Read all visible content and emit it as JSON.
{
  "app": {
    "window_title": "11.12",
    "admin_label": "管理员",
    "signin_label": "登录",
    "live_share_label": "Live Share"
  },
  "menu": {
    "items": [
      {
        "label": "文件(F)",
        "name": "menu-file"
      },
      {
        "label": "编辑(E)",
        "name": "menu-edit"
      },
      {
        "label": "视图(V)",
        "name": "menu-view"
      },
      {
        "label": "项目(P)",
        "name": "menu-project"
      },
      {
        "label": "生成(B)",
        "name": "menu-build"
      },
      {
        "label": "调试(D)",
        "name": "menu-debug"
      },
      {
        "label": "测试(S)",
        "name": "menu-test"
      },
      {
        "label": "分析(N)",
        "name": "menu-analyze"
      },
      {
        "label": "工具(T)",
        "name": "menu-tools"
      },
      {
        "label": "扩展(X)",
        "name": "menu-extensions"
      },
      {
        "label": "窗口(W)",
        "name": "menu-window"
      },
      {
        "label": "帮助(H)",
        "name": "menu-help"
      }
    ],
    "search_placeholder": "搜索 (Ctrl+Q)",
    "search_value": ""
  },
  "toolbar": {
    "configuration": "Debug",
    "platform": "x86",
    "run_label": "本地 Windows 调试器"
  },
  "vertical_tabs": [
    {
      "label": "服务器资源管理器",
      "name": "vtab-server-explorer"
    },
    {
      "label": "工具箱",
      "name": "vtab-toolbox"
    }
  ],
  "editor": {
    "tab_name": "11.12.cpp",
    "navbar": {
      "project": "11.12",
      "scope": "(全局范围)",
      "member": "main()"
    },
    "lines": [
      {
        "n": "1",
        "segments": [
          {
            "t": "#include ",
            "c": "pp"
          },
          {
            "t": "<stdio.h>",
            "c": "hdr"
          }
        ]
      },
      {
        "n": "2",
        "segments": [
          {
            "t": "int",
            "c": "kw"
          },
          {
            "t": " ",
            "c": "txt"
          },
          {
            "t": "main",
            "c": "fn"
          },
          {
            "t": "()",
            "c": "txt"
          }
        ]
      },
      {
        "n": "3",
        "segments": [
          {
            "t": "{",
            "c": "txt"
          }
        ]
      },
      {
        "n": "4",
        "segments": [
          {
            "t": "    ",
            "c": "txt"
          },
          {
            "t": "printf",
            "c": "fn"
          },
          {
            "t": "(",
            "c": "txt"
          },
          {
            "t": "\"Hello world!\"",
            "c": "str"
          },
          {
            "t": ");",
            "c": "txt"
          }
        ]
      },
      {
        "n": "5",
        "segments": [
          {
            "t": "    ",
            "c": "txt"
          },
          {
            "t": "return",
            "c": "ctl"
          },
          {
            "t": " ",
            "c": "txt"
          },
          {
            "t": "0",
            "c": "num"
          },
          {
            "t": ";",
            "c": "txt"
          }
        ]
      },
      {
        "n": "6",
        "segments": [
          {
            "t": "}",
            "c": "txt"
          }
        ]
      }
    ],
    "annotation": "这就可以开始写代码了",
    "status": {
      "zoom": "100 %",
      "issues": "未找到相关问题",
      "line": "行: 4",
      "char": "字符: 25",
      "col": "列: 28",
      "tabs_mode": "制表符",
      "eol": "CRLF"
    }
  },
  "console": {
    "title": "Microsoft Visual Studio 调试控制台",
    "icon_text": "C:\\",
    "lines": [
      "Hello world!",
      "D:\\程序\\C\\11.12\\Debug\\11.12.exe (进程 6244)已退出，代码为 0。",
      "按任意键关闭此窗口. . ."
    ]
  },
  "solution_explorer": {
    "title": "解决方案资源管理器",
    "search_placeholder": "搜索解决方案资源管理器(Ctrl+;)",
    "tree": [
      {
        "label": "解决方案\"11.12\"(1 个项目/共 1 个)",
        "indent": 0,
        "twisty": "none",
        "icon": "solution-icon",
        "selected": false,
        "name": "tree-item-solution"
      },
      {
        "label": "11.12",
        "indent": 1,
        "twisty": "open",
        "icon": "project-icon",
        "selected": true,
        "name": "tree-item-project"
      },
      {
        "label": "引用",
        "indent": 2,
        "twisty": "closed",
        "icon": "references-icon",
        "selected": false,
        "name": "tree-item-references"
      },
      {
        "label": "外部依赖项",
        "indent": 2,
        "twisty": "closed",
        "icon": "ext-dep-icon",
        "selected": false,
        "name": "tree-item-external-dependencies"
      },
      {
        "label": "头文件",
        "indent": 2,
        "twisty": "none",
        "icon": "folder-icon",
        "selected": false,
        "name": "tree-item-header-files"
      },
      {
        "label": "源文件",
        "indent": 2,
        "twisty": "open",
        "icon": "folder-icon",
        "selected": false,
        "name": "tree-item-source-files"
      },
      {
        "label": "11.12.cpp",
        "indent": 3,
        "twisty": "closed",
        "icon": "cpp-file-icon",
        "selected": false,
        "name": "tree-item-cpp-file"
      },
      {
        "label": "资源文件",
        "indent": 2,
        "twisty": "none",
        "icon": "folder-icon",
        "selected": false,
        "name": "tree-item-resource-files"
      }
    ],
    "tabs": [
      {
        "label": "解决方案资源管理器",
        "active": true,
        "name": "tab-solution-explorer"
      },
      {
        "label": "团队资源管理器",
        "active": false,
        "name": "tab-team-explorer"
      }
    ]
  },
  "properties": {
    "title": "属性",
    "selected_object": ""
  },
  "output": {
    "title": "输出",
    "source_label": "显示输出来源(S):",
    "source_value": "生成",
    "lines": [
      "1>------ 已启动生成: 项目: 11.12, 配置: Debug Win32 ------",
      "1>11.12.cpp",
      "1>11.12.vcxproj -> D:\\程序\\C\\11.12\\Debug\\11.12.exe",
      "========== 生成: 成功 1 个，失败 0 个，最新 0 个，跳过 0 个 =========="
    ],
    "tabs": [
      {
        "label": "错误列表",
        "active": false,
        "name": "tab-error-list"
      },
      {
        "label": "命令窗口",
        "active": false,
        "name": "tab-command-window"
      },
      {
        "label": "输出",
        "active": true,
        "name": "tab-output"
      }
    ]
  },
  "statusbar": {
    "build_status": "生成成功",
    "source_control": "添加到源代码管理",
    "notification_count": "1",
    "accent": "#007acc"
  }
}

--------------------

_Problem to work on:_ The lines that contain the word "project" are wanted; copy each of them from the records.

_Task output:_
        "name": "menu-project"
      "project": "11.12",
        "icon": "project-icon",
        "name": "tree-item-project"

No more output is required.